Students with Disabilities

Students with disabilities or health conditions, including mental health and chronic health.

Students jumping

Tips for Advising

Disability is an important aspect of diversity and can change through people’s lives, settings, cultures, and roles. According to 2015-2016 data from the National Center for Educational Statistics, approximately 19.4% of undergraduates and 11.9% of graduates nationwide identified with a disability. Disability is an essential aspect of diversity; and yet students with disabilities may encounter inequitable educational access. Advisors can support disabled students by assisting in navigating barriers, connecting them to resources, and creating more inclusive environments and experiences at the University.

What Advisors Need to Know:

  • Disabilities may or may not be immediately apparent; students may have multiple disabilities or health conditions.
  • Students use a range of language to name and describe their disabilities, and some do not identify as disabled. Use the same language the student uses to describe themselves — for example, a disabled person or person with a disability.
  • Disability is only one aspect of a student’s identity; disability often intersects with other aspects of a student’s identities. All students’ experiences are different.
  • Be aware that disability-related barriers and impacts can change over time and vary depending on the academic program or environment.
  • Health and disability may affect students’ courses in several ways including, but not limited to:
    • The time of day in which a student can take courses
    • The credit load that a student can sustain while maintaining their health. Students may benefit from taking a reduced credit load for a range of reasons, including for health or disability. Not all students who work with the Disability Resource Center (DRC) have a 13-credit exemption. 
    • A student may need to plan their schedule in advance for numerous reasons. For example the student may need to plan for:
      • Breaks between classes
      • Time to attend to health-related needs
      • Additional travel time
      • Avoiding classes at certain times of day
      • Time to coordinate additional accommodation services, such as document conversion or Access Assistants
  • Students with accommodations through the Disability Resource Center (DRC) are responsible for sharing their accommodation letter or communicating accommodation needs related to coursework. They may not always share their accommodation letter with their advisor, but advisors can ask if a student is comfortable sharing their letter as a means to better understand the kinds of barriers that affect their coursework.
  • Accommodations are just one aspect of support that may benefit a student. Another aspect of support is skills building. Important on-campus skill-building referrals include Boynton Mental Health, Student Counseling Services, Student Academic Success Services (SASS), and Student Writing Support.
  • Current information about the DRC and the accommodation process can be found on the DRC website and this PDF resource on information for students and student serving offices.
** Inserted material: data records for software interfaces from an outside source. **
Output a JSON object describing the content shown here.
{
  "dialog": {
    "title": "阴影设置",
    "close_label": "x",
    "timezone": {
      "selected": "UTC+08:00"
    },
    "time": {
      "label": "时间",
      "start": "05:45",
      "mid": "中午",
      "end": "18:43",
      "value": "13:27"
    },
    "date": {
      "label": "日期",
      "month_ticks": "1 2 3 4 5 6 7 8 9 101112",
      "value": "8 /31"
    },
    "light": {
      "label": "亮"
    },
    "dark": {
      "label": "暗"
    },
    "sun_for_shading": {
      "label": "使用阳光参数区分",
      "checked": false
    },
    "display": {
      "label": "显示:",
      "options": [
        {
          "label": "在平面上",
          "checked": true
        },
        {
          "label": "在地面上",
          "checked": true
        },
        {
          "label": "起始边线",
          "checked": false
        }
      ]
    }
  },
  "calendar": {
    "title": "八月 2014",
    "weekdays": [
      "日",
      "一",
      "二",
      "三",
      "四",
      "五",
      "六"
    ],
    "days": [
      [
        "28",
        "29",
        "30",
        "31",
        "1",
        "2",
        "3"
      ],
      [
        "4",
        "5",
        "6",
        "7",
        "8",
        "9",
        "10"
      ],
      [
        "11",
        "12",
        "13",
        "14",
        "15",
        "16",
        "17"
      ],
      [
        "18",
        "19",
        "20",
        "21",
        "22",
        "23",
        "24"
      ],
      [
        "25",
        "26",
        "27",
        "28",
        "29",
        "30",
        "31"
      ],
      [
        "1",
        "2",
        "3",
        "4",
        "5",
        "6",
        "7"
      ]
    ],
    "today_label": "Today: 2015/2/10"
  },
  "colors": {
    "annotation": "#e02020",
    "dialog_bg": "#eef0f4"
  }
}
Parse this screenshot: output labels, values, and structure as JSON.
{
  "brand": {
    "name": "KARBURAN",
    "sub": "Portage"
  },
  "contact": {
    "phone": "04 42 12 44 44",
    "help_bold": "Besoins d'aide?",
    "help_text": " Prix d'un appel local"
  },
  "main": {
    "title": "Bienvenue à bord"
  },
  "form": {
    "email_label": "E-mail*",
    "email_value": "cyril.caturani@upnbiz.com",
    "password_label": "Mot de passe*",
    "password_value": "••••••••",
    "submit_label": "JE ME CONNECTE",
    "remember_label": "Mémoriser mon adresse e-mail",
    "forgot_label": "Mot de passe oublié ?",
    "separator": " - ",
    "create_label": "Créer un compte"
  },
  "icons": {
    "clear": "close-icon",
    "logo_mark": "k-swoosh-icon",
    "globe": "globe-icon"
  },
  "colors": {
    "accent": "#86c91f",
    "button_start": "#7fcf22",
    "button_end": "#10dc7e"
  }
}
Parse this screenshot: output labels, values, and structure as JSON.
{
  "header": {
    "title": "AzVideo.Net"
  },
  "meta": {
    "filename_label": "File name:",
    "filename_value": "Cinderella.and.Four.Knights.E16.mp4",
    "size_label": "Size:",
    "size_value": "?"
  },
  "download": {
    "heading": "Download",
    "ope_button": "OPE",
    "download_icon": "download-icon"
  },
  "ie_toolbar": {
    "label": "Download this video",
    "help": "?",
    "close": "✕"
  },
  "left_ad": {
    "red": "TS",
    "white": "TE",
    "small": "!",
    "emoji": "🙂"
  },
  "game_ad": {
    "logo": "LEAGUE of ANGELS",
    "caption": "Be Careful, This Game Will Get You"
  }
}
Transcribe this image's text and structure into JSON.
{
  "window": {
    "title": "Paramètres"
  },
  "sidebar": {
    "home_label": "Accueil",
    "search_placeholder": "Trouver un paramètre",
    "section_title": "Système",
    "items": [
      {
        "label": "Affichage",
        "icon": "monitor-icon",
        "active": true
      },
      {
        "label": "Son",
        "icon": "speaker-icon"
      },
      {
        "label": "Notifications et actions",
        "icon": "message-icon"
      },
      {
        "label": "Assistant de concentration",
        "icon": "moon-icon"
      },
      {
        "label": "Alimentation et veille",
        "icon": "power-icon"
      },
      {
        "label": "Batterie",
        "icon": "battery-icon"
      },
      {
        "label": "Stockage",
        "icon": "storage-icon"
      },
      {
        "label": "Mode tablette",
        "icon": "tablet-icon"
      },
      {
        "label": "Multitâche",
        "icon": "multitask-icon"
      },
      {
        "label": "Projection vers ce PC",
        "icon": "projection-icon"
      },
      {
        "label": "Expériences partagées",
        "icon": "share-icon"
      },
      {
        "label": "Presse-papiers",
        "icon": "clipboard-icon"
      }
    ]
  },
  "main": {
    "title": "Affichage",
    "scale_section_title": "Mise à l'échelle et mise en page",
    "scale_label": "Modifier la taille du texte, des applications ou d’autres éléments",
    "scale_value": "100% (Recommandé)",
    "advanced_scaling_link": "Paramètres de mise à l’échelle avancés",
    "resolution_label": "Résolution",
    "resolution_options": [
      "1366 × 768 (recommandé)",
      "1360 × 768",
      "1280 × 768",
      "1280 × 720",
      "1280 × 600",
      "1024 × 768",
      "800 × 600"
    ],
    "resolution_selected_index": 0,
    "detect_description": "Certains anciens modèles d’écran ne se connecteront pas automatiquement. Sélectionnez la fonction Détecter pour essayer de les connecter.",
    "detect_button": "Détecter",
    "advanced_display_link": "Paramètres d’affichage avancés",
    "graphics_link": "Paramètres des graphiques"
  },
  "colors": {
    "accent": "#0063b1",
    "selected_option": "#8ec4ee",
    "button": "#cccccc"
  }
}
Making Referrals 

The Disability Resource Center facilitates access and accommodations for students who experience barriers in university environments related to health or disability. The DRC looks at the intersection of the barriers in the environment and the student’s experiences to explore accommodations, strategies, and supports to enhance equitable access. 

Advisors may share DRC contact information with students or make referrals through APLUS.

Contact information: